There is a line of Sony products that is also doing something like...Advent? I forgot, some old and dead brand. They use a mid-tweeter flanked by a pair of real tweeters. IT's arranged something like a 2.5 way, only instead of the bass being duplicated, it's the tweeter.

The setup must work if they bothered to copy such an old design. A couple of months ago I helped someone here deconstruct the crossover for a pair, you may look it up.
There are interference patterns, and then there are interference patterns. Depends on the specific implementation. A couple mounted very close together -yes, you'll measure some differences, but whether you'd hear it is another matter as the precedence effect kicks in. Plenty of decent sounding speakers have been made with twin (or more) tweeters, so I wouldn't rule it out automatically.
The MTTM has an illustrious history, however it is done, because a ribbon can behave essentially like two regular tweters:

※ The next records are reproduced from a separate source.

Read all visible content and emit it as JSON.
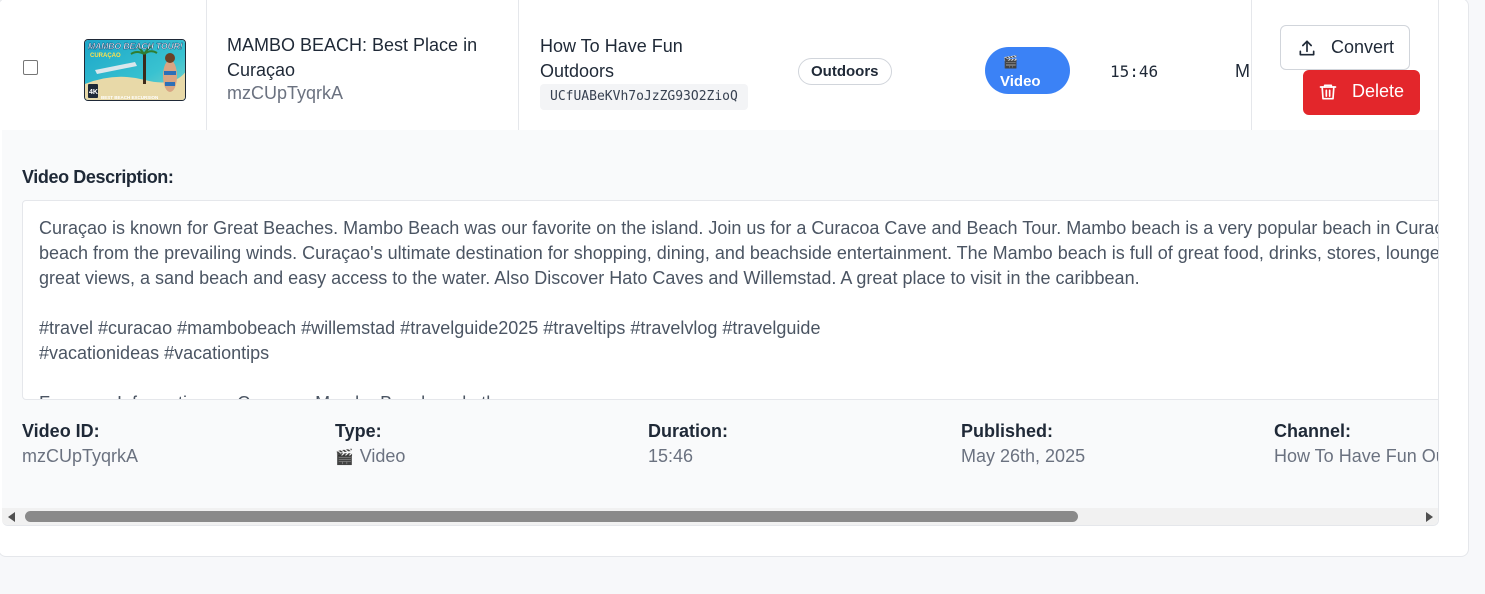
{
  "row": {
    "title": "MAMBO BEACH: Best Place in Curaçao",
    "video_id": "mzCUpTyqrkA",
    "channel_name": "How To Have Fun Outdoors",
    "channel_id": "UCfUABeKVh7oJzZG93O2ZioQ",
    "category": "Outdoors",
    "type_icon": "🎬",
    "type_label": "Video",
    "duration": "15:46",
    "published_truncated": "M",
    "convert_label": "Convert",
    "delete_label": "Delete",
    "thumbnail": {
      "line1": "MAMBO BEACH TOUR!",
      "line2": "CURAÇAO",
      "badge": "4K",
      "footer": "BEST BEACH EXCURSION"
    }
  },
  "details": {
    "description_label": "Video Description:",
    "description_text": "Curaçao is known for Great Beaches. Mambo Beach was our favorite on the island. Join us for a Curacoa Cave and Beach Tour. Mambo beach is a very popular beach in Curaçao that is sheltered\nbeach from the prevailing winds. Curaçao's ultimate destination for shopping, dining, and beachside entertainment. The Mambo beach is full of great food, drinks, stores, lounges, and\ngreat views, a sand beach and easy access to the water. Also Discover Hato Caves and Willemstad. A great place to visit in the caribbean.\n\n#travel #curacao #mambobeach #willemstad #travelguide2025 #traveltips #travelvlog #travelguide\n#vacationideas #vacationtips\n\nFor more Information on Curacao, Mambo Beach and others",
    "meta": [
      {
        "label": "Video ID:",
        "value": "mzCUpTyqrkA"
      },
      {
        "label": "Type:",
        "value": "Video",
        "icon": "🎬"
      },
      {
        "label": "Duration:",
        "value": "15:46"
      },
      {
        "label": "Published:",
        "value": "May 26th, 2025"
      },
      {
        "label": "Channel:",
        "value": "How To Have Fun Outdoors"
      }
    ]
  },
  "colors": {
    "type_badge": "#3b82f6",
    "delete_button": "#e3262b"
  },
  "icons": {
    "convert": "upload-icon",
    "delete": "trash-icon",
    "type": "clapperboard-icon"
  }
}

The idea is to get the PA-like projection and +6dB efficiency of twin drivers and keep the dispersion cylindrical.



Combing just sounds like off-axis dispersion falloff IMO. That can be improved with a 90 degree flat power BW3 alignment, which is the original D'Appolito idea where lobing is cancelled out by the symettry.

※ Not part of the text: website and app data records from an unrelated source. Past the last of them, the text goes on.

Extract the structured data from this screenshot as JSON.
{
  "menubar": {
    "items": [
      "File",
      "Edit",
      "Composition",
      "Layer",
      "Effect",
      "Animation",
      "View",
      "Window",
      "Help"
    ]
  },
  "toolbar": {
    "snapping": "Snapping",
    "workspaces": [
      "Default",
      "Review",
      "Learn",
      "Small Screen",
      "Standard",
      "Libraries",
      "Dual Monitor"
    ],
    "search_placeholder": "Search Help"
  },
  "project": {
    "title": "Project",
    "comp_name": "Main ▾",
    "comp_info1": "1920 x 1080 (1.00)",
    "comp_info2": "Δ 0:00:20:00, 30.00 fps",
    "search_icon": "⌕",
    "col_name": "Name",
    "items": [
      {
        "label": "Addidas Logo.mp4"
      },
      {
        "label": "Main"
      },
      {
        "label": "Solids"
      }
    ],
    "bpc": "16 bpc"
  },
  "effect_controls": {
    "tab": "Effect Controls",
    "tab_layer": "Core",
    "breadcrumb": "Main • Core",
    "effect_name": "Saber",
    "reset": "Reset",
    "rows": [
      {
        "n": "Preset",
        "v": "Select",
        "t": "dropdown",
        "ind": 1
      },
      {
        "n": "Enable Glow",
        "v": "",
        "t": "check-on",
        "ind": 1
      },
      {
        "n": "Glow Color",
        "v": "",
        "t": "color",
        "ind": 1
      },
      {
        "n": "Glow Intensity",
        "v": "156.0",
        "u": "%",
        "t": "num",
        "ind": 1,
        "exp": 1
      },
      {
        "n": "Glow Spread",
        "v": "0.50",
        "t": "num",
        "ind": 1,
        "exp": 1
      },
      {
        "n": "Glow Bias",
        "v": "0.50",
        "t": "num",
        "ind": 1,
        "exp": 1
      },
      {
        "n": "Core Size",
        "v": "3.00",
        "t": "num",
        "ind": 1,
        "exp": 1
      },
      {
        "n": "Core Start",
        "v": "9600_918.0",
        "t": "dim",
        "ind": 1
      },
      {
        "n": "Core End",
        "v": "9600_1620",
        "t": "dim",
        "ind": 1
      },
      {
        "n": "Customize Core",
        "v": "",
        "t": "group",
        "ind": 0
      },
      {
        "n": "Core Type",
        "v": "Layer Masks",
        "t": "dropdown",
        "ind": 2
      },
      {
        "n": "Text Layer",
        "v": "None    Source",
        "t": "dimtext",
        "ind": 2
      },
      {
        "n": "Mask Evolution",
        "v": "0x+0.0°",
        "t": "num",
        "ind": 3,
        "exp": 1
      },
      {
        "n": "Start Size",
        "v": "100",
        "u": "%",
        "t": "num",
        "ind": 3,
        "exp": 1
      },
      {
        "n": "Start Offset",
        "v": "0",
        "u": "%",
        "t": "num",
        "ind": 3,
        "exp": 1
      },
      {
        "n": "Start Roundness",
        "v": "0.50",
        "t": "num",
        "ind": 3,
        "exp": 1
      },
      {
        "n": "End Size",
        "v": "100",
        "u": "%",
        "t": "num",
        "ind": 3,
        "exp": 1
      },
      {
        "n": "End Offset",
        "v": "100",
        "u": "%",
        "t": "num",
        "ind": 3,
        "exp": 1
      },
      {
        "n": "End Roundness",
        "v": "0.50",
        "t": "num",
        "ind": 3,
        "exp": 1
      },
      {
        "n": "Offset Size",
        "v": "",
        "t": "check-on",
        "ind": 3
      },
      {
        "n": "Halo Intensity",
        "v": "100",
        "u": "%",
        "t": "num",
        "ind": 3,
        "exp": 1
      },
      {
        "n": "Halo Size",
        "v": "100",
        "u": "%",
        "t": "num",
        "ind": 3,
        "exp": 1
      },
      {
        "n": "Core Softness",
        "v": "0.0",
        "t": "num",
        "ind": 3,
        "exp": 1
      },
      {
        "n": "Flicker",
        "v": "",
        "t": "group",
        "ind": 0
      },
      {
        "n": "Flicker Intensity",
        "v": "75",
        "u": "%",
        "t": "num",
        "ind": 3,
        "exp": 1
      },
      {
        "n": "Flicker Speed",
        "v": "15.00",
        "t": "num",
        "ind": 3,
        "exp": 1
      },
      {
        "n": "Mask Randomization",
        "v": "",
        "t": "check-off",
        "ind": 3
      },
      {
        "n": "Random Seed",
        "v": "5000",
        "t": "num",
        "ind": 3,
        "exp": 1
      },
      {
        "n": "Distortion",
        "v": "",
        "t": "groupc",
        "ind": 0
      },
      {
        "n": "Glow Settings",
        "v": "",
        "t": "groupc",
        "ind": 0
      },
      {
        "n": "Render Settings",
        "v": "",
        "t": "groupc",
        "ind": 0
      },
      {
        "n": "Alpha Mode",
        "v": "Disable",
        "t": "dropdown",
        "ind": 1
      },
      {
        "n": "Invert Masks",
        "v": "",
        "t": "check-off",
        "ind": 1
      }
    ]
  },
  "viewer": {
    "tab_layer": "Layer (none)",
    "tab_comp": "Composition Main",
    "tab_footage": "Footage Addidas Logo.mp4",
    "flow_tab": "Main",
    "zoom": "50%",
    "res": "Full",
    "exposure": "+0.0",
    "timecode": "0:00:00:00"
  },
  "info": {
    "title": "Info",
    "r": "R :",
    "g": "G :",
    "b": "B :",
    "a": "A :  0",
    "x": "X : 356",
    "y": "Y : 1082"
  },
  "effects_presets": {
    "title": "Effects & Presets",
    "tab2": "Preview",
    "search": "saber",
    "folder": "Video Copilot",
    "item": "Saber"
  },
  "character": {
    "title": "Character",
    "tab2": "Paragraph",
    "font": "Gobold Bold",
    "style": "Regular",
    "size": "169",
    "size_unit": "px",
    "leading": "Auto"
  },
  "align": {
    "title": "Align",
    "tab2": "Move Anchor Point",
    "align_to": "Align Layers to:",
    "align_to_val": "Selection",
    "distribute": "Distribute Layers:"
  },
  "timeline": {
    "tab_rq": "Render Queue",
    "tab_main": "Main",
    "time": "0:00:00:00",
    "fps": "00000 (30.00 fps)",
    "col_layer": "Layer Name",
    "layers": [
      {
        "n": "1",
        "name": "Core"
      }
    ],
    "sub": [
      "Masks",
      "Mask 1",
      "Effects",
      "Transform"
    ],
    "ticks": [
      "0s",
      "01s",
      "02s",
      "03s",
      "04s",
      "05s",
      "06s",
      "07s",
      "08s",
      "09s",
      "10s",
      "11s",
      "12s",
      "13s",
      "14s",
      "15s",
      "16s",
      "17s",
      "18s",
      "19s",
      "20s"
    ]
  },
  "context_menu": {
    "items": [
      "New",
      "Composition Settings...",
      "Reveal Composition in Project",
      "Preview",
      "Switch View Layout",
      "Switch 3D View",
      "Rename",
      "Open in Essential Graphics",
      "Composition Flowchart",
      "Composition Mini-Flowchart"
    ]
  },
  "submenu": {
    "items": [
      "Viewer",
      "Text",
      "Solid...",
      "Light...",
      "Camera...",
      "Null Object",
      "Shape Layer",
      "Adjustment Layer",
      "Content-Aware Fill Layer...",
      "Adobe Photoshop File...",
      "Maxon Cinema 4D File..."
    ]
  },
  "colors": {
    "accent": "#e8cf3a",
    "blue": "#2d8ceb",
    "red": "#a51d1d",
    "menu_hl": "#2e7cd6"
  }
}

BW3 is more demanding on the drivers, and time alignment becomes another factor. Some drivers play nicely together, some don't. The modelling is best done time-aligned for a +3dB FR bump and aligned phase, and then muck up the time alignment for 90 degrees which is only 2.5 cm at around 3kHz and the bump goes away.

I was listening to something like these with an electronic LR4 filter recently, quite directional but good:


All deep stuff! Maybe even some sort of Entangled State at the root of it. :)